"""
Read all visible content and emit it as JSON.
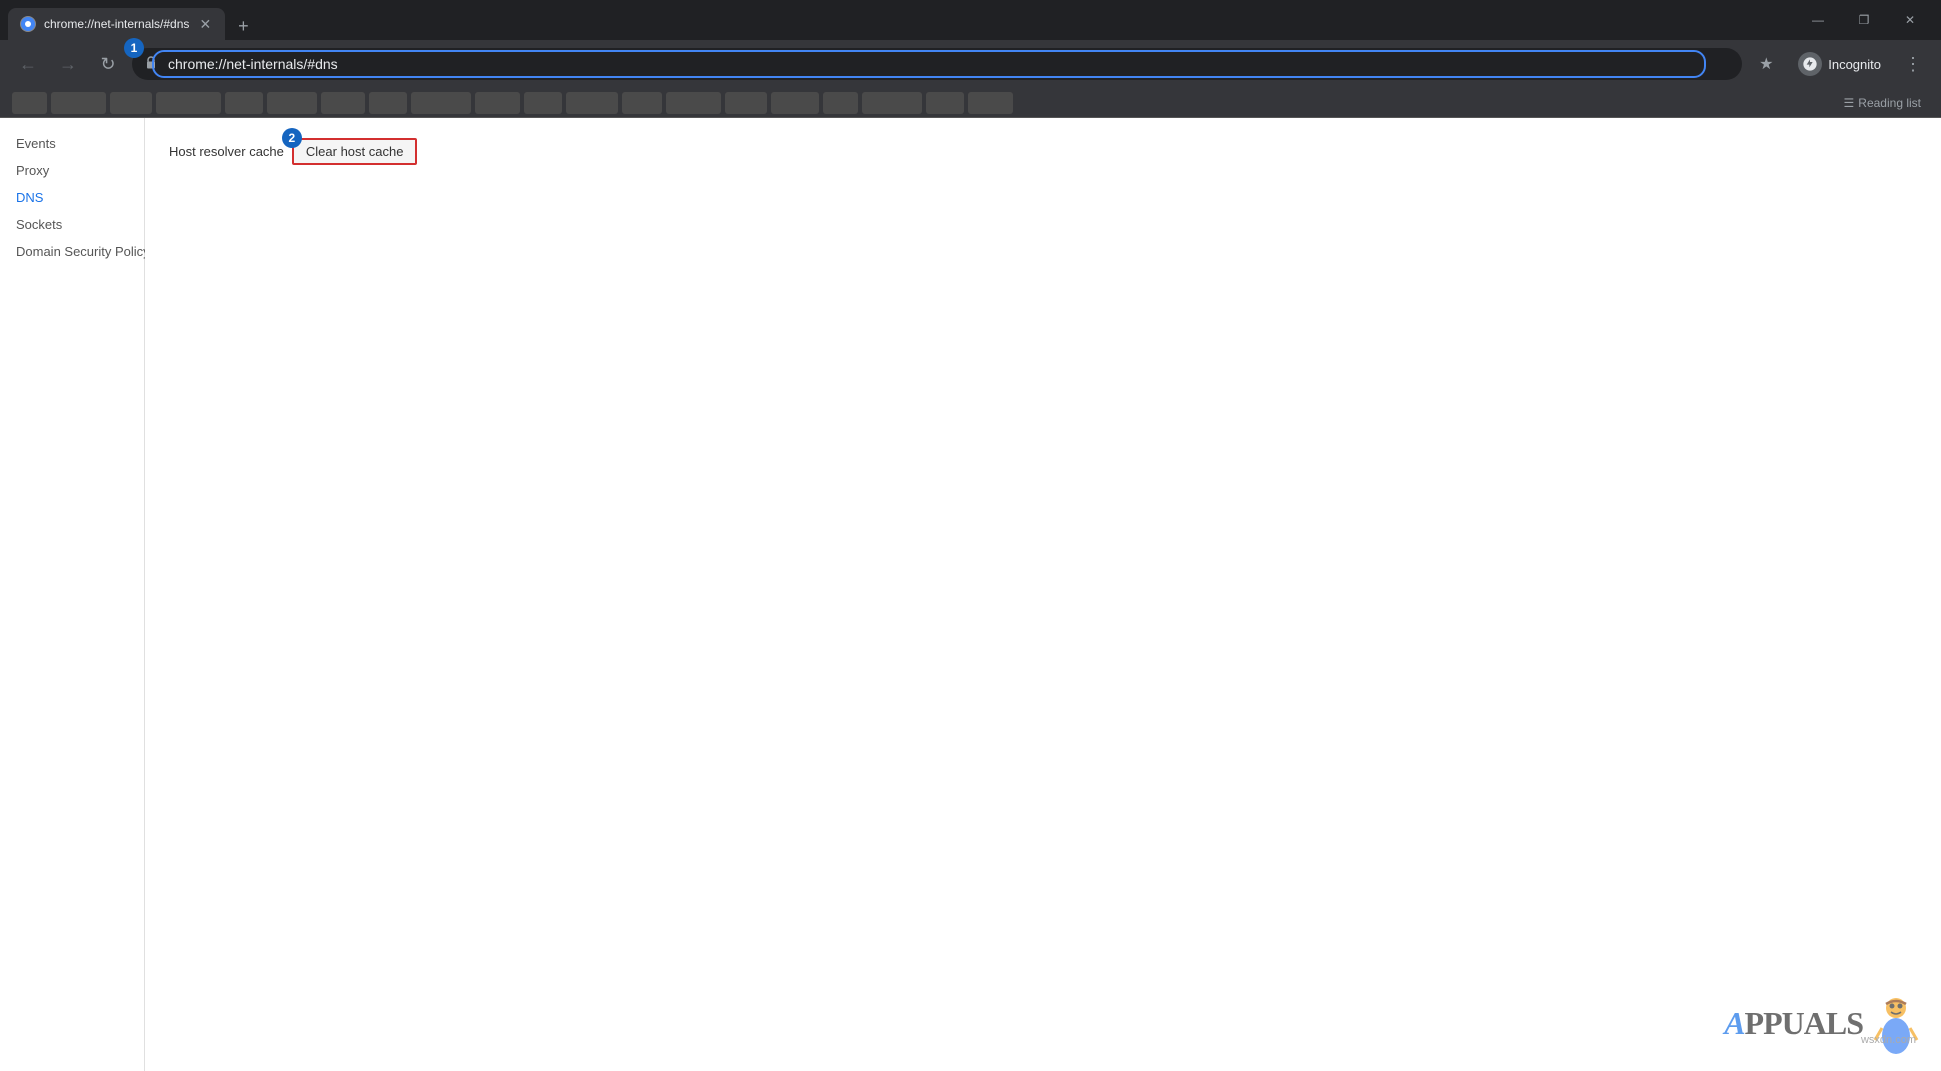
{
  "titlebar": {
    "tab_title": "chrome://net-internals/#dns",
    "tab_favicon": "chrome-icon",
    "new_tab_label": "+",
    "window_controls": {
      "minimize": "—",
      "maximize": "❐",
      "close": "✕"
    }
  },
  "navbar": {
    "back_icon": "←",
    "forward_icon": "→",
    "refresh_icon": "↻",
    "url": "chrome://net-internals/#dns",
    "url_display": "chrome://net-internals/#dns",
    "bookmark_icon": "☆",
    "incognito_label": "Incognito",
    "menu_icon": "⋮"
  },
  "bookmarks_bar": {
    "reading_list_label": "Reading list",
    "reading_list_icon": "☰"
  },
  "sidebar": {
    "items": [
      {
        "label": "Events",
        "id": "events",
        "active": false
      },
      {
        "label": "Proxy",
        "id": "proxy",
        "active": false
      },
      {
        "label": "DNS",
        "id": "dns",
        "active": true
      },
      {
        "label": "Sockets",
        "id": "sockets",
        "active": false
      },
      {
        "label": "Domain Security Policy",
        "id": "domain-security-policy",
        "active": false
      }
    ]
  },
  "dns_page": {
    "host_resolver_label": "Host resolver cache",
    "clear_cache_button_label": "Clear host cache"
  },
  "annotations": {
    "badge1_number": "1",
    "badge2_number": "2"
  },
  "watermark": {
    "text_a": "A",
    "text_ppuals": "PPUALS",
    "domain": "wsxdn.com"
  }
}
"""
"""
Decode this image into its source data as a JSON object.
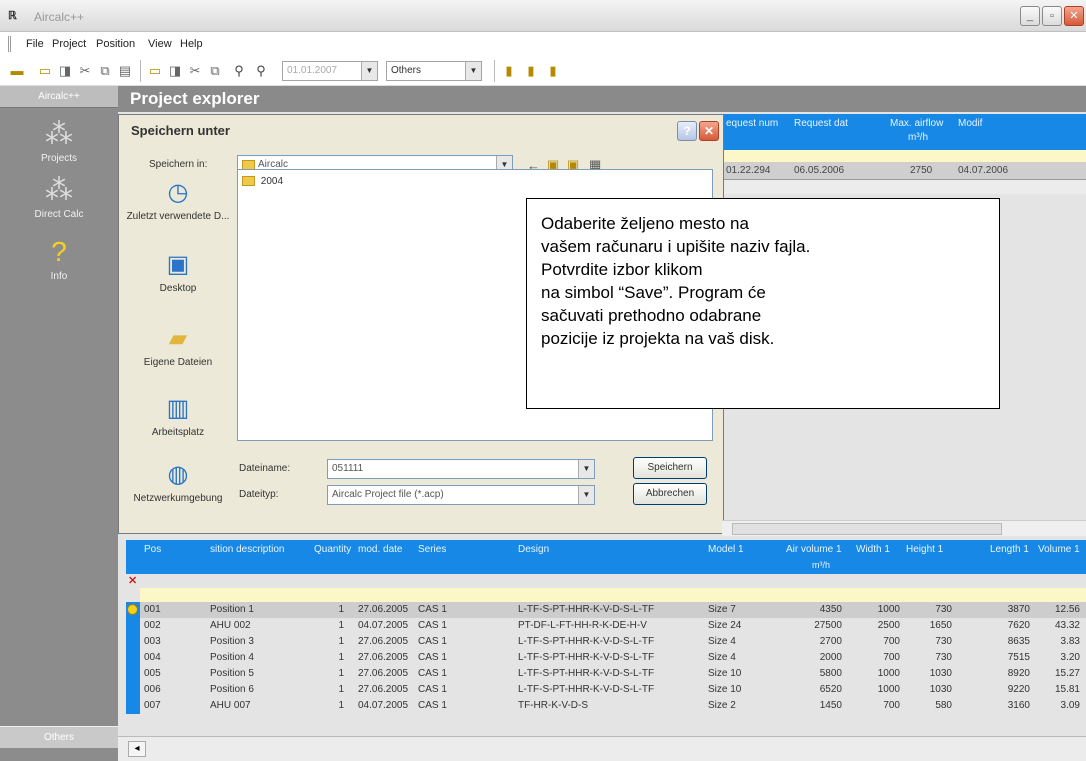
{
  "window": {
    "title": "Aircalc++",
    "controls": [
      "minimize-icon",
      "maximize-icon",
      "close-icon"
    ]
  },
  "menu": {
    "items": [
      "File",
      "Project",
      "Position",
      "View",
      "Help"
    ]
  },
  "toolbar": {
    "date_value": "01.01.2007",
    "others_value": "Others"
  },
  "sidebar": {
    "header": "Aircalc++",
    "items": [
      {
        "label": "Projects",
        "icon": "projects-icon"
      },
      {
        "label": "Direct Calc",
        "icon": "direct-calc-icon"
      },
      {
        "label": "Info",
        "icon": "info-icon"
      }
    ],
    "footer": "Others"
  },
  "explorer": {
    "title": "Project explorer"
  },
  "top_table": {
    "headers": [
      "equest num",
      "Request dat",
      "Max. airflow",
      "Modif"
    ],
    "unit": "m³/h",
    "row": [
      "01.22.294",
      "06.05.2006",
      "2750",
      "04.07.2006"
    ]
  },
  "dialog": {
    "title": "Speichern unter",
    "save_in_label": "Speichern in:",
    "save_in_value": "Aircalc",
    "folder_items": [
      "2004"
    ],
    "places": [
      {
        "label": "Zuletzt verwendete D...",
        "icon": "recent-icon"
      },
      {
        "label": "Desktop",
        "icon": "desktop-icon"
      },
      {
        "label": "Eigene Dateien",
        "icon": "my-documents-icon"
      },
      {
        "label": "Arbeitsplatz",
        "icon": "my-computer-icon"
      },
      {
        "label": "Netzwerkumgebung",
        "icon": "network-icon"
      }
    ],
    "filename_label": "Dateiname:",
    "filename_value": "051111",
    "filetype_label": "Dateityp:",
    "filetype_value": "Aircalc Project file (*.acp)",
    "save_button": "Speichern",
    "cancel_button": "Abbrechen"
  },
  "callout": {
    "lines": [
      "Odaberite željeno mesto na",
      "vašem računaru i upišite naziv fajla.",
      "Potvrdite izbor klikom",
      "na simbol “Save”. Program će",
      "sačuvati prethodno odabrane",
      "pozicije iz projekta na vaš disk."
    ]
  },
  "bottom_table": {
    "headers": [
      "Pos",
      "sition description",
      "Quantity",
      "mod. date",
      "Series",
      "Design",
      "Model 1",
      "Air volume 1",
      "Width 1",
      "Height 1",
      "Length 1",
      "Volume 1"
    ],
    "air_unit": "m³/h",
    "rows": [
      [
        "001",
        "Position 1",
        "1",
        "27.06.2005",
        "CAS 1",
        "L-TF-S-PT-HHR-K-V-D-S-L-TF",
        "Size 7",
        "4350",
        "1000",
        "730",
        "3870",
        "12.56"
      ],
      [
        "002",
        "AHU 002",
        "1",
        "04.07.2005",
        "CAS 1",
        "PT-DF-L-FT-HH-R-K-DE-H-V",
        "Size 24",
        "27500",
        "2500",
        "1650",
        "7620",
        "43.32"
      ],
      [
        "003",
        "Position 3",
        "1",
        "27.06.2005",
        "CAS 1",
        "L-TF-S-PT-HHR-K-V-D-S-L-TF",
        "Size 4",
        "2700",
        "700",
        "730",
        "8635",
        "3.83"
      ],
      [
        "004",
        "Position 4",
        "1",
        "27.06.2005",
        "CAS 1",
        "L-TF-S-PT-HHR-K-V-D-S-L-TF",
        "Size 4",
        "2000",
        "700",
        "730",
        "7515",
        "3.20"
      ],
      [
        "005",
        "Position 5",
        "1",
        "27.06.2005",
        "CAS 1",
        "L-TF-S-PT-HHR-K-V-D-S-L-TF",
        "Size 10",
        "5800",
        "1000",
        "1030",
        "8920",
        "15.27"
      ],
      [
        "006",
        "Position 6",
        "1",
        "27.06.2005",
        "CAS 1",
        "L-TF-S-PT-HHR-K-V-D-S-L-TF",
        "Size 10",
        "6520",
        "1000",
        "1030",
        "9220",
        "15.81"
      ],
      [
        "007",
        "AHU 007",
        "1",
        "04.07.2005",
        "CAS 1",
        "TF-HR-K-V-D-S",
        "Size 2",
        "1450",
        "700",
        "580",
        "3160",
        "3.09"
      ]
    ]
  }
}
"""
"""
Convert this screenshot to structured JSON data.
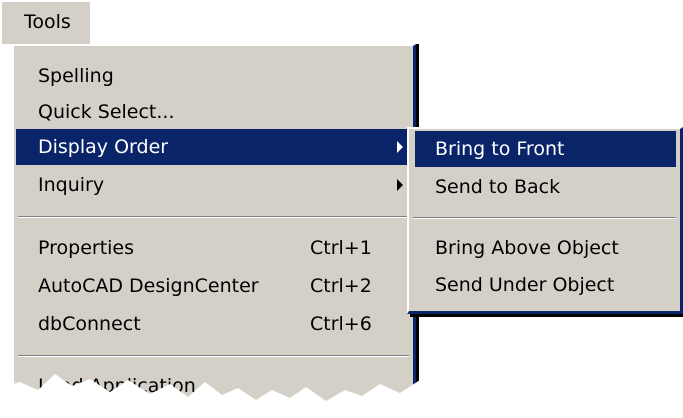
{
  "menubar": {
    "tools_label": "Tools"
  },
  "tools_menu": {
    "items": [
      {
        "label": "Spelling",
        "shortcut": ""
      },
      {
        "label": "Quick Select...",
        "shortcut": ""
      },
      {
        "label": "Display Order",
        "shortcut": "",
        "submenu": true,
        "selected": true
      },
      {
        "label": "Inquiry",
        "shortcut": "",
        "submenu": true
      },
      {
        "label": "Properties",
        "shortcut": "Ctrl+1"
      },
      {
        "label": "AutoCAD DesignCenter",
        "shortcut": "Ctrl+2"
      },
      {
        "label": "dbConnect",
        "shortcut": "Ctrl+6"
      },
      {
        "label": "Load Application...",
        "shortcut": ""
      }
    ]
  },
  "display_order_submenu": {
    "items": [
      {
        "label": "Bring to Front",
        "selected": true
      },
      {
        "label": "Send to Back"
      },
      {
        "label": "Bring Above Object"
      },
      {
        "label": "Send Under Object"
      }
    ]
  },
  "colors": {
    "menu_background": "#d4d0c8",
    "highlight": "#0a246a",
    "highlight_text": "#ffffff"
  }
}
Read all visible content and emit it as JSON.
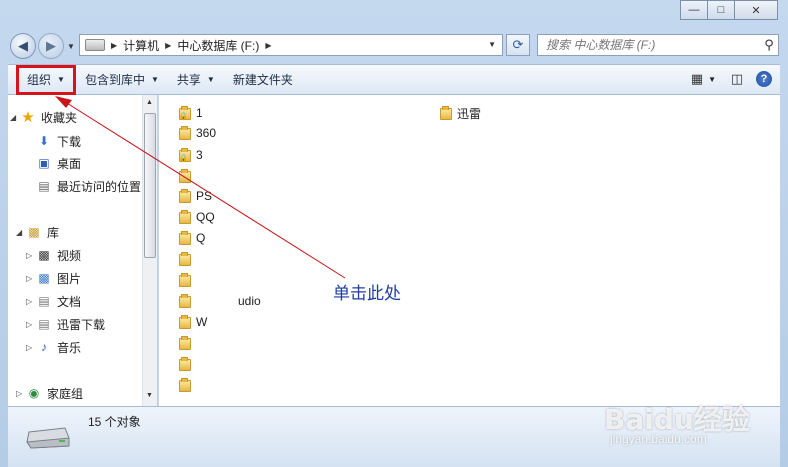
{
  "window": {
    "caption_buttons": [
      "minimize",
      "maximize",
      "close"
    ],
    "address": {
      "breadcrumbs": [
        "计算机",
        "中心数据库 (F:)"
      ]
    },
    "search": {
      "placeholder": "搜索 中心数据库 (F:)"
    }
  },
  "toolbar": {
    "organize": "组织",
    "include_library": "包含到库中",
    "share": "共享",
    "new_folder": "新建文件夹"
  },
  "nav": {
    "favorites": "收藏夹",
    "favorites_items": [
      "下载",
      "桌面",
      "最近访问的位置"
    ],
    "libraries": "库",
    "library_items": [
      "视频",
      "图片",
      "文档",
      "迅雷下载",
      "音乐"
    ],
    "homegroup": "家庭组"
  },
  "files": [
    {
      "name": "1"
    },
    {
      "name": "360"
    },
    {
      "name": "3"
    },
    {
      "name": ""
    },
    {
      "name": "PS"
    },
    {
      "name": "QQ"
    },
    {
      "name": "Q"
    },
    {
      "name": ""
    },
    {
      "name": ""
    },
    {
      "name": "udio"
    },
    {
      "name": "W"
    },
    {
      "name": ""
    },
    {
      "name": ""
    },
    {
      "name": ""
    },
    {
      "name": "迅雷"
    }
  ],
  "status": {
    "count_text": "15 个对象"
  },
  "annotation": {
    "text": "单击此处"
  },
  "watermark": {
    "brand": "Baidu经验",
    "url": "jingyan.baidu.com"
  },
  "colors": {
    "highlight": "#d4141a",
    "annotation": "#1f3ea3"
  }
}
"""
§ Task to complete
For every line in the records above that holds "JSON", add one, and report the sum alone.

§ Solution to this exercise
4